Anyway, I had planned on just making like a Top Whatever, but I like this Academy Awards thing she did so I'm following suit. I've linked to the reviews I wrote for Minnesota Reads. (Like Jodi's list, not all of mine are from 2014.)
Most Whoas Used in a Single Review Award
"Untamed State" by Roxane Gay
Whoa. This novel is about the American daughter of one of Haiti's wealthiest men. Mireille, her husband and infant son are visiting her family when she is kidnapped by some high-power gun-wielding thugs as they reverse out of the gated driveway. Well she's tortured in ways that are described quite vivid and practically empathetic fear-vomit inducing, her father refuses to entertain the idea of a ransom. Best novel I read all year, but don't read it. It's a lot to handle. Plus you'll be all, "Best novel you read all year, why you sick jerk" and I'll have to defend myself. Exhausting.
Most Triumphant Return of a Favorite Writer Award
"Unspeakable: And other Subjects of Discussion" by Meghan Daum
What-say 15-ish years after publishing one of my favorite essay collections in the history of essay collections, Meghan Daum returned with an essay collection that I hoped would be slightly north of okay. And it was way north of okay. "Unspeakable" is this excellent collection of essays about stuff they don't talk about on the "Today" show: anticlimactic deaths, being butch and heterosexual, Joni Mitchell. Definitely one of my favorite books of the year. (Insert a bunch of thoughts on how MD is sort of the OG of personal blogging, if blogging had only ever existed on paper.)
Huh, I Thought This Would Be Insufferable Award
"10:04" by Ben Lerner
Oh holy night I was prepped to loathe this. (I'm guilty of occasionally hate-reading.) BL has this way of writing characters who look like him and talk like him and wear his coat -- and these characters are sometimes insufferable icks. But then, stuffed into that peacoat is a pretty amazing storyteller who makes you grudgingly say at the end of his book: "Fine, you win again, but this doesn't mean I want to stand next to you at a party." Anyway, the gist of this one is that a writer named Ben has had success with his first book and has gotten a hefty advance for the next one and his good friend wants him to impregnate her.
Most Laughably Disgusting Book (That I Wish Had Just Been a Movie Instead) Award
"Consumed" by David Cronenberg
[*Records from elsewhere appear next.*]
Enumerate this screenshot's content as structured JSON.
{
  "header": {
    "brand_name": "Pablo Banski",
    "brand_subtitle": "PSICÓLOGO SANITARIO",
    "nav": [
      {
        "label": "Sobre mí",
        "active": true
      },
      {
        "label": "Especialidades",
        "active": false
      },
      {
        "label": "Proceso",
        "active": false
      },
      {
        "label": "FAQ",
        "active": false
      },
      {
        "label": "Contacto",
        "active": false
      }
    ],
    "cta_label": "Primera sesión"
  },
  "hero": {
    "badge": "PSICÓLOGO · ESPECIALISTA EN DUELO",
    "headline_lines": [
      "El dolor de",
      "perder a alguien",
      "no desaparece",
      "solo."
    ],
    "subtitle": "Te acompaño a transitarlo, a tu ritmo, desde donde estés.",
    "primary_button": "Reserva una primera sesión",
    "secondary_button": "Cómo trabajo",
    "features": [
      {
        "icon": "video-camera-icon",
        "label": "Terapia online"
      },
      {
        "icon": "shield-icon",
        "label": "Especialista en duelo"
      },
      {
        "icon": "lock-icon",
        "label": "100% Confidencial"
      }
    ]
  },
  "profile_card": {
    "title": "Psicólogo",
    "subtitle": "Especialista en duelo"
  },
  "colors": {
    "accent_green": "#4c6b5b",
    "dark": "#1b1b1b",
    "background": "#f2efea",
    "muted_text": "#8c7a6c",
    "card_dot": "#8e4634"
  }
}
From the guy who dressed Jeffrey Goldblum in wiry back hair for "The Fly" comes a late-in-life debut novel. "Consumed" is the super yuck story of Philosophy's "it" couple and the did-he, didn't-he story of her death and his maybe cannibalism. Throw in a handful of diseases you don't want to Google Image, a millennial with a wretched set of decision making skills and some tech-heavy descriptions of, like, camera gear. It's worth a read just to see what new and awful ways Cronenberg came make you almost wretch. But this won't be setting any plot records.
Book that Turned Me Into a Mega Fan of the Writer
"An Invisible Sign of My Own" by Aimee Bender
Everything changes for super-runner, numbers girl Mona when her father comes down with some kind of inexplicable illness that is probably more mental than physical. Through a bizarre set of circumstances she lands a gig teaching math at her old elementary school and all sorts of quirky -- the organic kind, not the contrived kind -- stuff goes down. Bender's book is a great reminder that your fiction doesn't have to exist within parameters because it's not real, see, so anything can happen.
Books that I Liked in Varying Degrees, But Don't Feel Like Bleating On and On About (Again) Because In a Few Cases I'm Tainted by Being Fascinated in the Author's Life Awards
"Not that Kind of Girl" by Lena Dunham
"The Vacationers" by Emma Straub
"Friendship" by Emily Gould
Anyway, my 2015 in reading is off to a good start. I've already dished out two high-star ratings: One for "Dept. of Speculation" by Jenny Offill and one for "Rainey Royal" by Dylan Landis.